Many prescription and over-the-counter medications, including oral antihistamines for allergies, make driving unsafe due to side effects like sleepiness, loss of focus/attention, blurred vision and decreased coordination. Reaction time could be slowed down, and drugged driving – even with legal medications – can have the same effects as driving under the influence of alcohol.

Additionally, if you’re hosting a Super Bowl party, don’t leave medicines in places that are easily accessible to children and pets, such as a nightstand or bathroom cabinet.

Food Safety

Do not cook if you have a respiratory illness or infection as this puts your guests at risk. 

Improper handling of food can cause serious illness, so remember the four steps to food safety: clean, separate, cook and chill. Wash your hands and surfaces often during food preparation using warm water and soap. Keep raw chicken, seafood and other meat separate from other food when grocery shopping and in the refrigerator, and use separate cutting boards during food preparation.

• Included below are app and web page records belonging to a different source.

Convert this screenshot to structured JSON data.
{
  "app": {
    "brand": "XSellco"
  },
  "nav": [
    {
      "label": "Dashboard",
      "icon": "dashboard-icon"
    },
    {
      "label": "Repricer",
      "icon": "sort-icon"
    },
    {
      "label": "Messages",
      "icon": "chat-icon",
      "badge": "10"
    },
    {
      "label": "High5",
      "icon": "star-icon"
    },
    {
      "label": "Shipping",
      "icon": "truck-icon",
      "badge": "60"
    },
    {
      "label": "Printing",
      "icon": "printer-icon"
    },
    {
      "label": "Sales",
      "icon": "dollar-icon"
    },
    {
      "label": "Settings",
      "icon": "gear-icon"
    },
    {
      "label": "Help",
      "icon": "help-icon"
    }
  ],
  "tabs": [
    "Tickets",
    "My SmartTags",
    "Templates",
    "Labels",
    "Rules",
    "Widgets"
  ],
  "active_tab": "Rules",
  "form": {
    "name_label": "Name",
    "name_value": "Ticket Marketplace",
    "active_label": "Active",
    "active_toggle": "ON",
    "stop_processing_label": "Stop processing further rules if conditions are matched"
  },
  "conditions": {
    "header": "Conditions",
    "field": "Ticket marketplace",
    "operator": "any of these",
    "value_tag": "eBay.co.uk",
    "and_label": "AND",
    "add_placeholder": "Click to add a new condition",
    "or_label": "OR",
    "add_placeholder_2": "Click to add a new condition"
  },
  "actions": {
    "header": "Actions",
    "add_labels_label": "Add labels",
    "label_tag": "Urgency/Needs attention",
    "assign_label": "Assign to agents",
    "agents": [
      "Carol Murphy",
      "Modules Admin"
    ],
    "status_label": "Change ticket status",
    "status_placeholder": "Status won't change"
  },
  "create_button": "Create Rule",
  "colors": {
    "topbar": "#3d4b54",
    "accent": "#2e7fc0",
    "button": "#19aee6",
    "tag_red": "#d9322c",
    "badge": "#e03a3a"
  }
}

Use a food thermometer to ensure meals are cooked to a safe internal temperature. Refrigerate perishable food within two hours. Never thaw frozen food on the counter. Always do so in the refrigerator, in cold water or the microwave. Foodborne germs, such as bacteria, parasites, viruses, can multiply in foods left at room temperature for more than two hours.

Be alert for people, especially children, with food allergies. One in 13 children under the age of 18 in the United States is allergic to foods such as peanuts, wheat, milk, tree nuts or eggs. Many children can have severe reactions. Monitor children with allergies during the game to know what they are eating. Also, be mindful of pet poisoning. Chocolates, cocoa, candy and other products containing xylitol, an artificial sweetener, are poisonous to pets and can cause vomiting, diarrhea, seizures and even death.

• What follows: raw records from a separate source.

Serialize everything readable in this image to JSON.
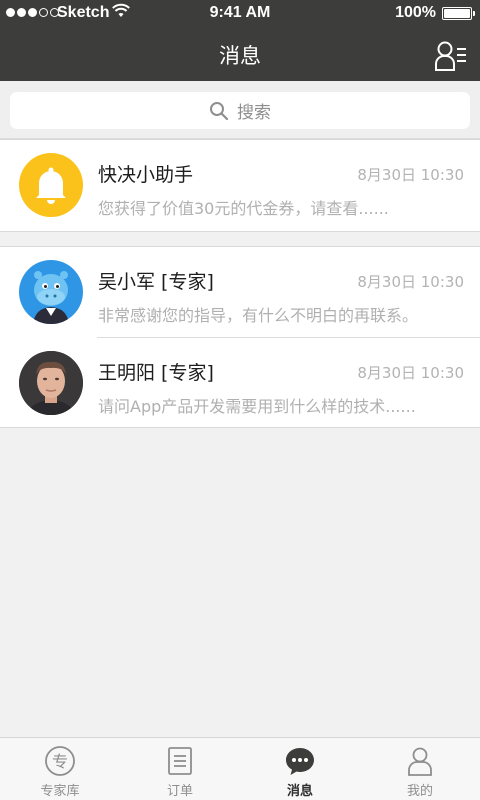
{
  "status_bar": {
    "carrier": "Sketch",
    "time": "9:41 AM",
    "battery": "100%"
  },
  "nav": {
    "title": "消息"
  },
  "search": {
    "placeholder": "搜索"
  },
  "messages": [
    {
      "name": "快决小助手",
      "time": "8月30日 10:30",
      "preview": "您获得了价值30元的代金券，请查看......",
      "avatar_icon": "bell-icon",
      "avatar_color": "#fbc21b"
    },
    {
      "name": "吴小军 [专家]",
      "time": "8月30日 10:30",
      "preview": "非常感谢您的指导，有什么不明白的再联系。",
      "avatar_icon": "hippo-avatar",
      "avatar_color": "#2f96e6"
    },
    {
      "name": "王明阳 [专家]",
      "time": "8月30日 10:30",
      "preview": "请问App产品开发需要用到什么样的技术......",
      "avatar_icon": "person-photo-avatar",
      "avatar_color": "#3a3838"
    }
  ],
  "tabs": [
    {
      "label": "专家库",
      "icon": "expert-icon",
      "active": false
    },
    {
      "label": "订单",
      "icon": "order-list-icon",
      "active": false
    },
    {
      "label": "消息",
      "icon": "chat-bubble-icon",
      "active": true
    },
    {
      "label": "我的",
      "icon": "user-icon",
      "active": false
    }
  ],
  "colors": {
    "header_bg": "#3d3d3b",
    "page_bg": "#f1f1f1",
    "notice_yellow": "#fbc21b",
    "muted_text": "#b0b0b0"
  }
}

If food poisoning does happen, you’ll typically see symptoms in a few hours, including nausea, vomiting, stomach cramps, diarrhea and fever. 

Drinking Safety

If you drink alcohol, it’s important to do so safely before, during and after the game.

People often count how many drinks they’ve had, but don’t take into account the volume or alcohol content of those drinks. A standard alcoholic drink is 12 ounces of beer at 5 percent alcohol by volume, 5 ounces of wine at 12 percent alcohol by volume or 1.5 ounces of 80-proof liquor at 40 percent alcohol by volume. But most alcoholic drinks are not consistently measured, which makes it difficult to know precisely how much alcohol you are consuming. Also, drinks today, especially craft beers, often have a much higher alcohol content than in the past.

Signs of alcohol poisoning include confusion, stupor, inability to wake up, slow or irregular breathing, blue skin color, low body heat, vomiting or seizures. “Sleeping it off” is never a safe option. A person who appears to be very drunk or has passed out may be showing early signs of alcohol poisoning and be in danger. Immediate medical help is essential. Most states provide immunity from arrest and prosecution for anyone who, in good faith, seeks medical assistance for an overdose victim as well as immunity for the person suffering the overdose. 

For hangovers, the best action is to stay hydrated.

Vaping, Liquid Nicotine and Edible Cannabis Products

Be mindful of what products guests bring into your home if you’re hosting a Super Bowl party. Keep all edible cannabis, vaping and nicotine products away from children and pets. These products can be enticing to children and often contain unknown amounts of THC, which may cause sickness. Too much cannabis can cause a child to stop breathing. 

If you experience unexpected symptoms, fear you’ve been exposed to a dangerous substance or have concerns about the safety of a medicine or product, call your local Poison Control Center at 1-800-222-1222. If someone is unconscious, not breathing, hard to wake up, having a seizure or appears to be having a heart attack or stroke, call 9-1-1 immediately. 


To interview Julius M. Gardin, contact Maud Alobawone at [email protected] or 848-445-1913

To interview Dr. Diane Calello or Bruce Ruck, contact Alicia Gambino at [email protected] or 973-972-9280 ext.107.